Diminishing motor control
Mitochondrial dysfunction is a characteristic of nearly every chronic disease:
Neurodegenerative diseases: Alzheimer’s disease, Parkinson’s disease, Huntington’s disease, amyotrophic lateral sclerosis
Diabetes and metabolic syndrome
Autoimmune diseases: multiple sclerosis, systemic lupus erythematosus, type I diabetes
Cardiovascular diseases: heart and vascular conditions like atherosclerosis
Neurobehavioral and psychiatric diseases: autism spectrum disorders, schizophrenia, bipolar disorder, mood disorders
Musculoskeletal diseases: fibromyalgia, skeletal muscle hypertrophy and atrophy
Reversing mitochondrial damage:

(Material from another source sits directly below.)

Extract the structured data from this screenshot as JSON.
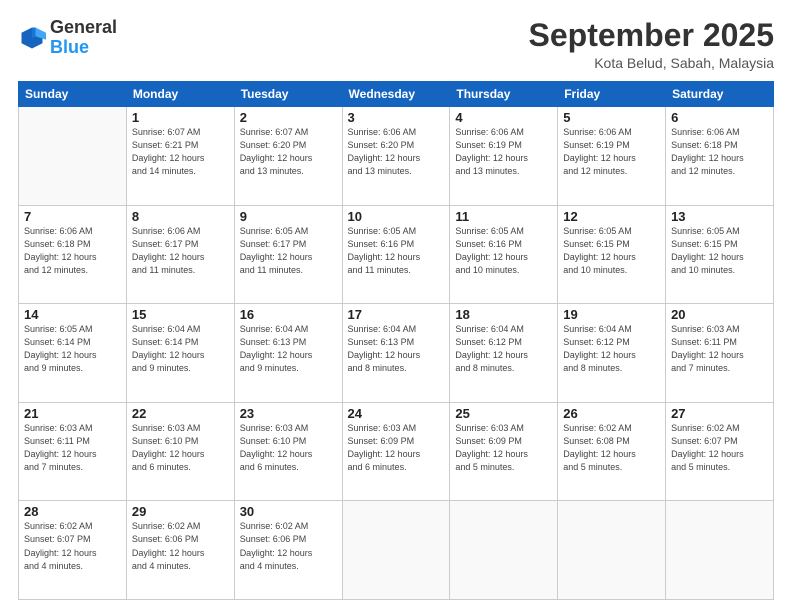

Unfortunately, there is no magical cure to solve mitochondrial damage. However, there are several steps you can take to promote mitochondrial health:
Calorie restriction can be used to conserve existing mitochondrial and promote biogenesis which is the growth of new mitochondria.
Spermidine can also be taken to support mitochondrial health. This profoundly important nutrient promotes autophagy and a healthy immune system.
Exercise has proven to protect against mitochondrial decline. Physical fitness will maintain muscle mass which encourages the health and growth of your mitochondria.
Foods high in antioxidants can also prevent damage caused by ROS. Such foods include: raw cacao, berries, matcha, pecans, artichokes, beets, kale, and spinach. Anti-inflammatory foods like heart-healthy oils, fish, fruits, nuts, garlic, herbs, and chocolate can also be beneficial.
Limit your exposure to toxic chemicals like pesticides and heavy metals. Eating food that is organic and using products that are BPA and phthalate-free will help limit your exposure to mitochondrial damaging toxins.
Taking molecular hydrogen daily will decrease the damaging free radicals that are produced with the increase in reactive oxygen species. This will decrease inflammation and protect the mitochondria from damage.
Taking PQQ will increase the replication of mitochondria supplying new and healthy organelles. PQQ was classified as an essential micronutrient.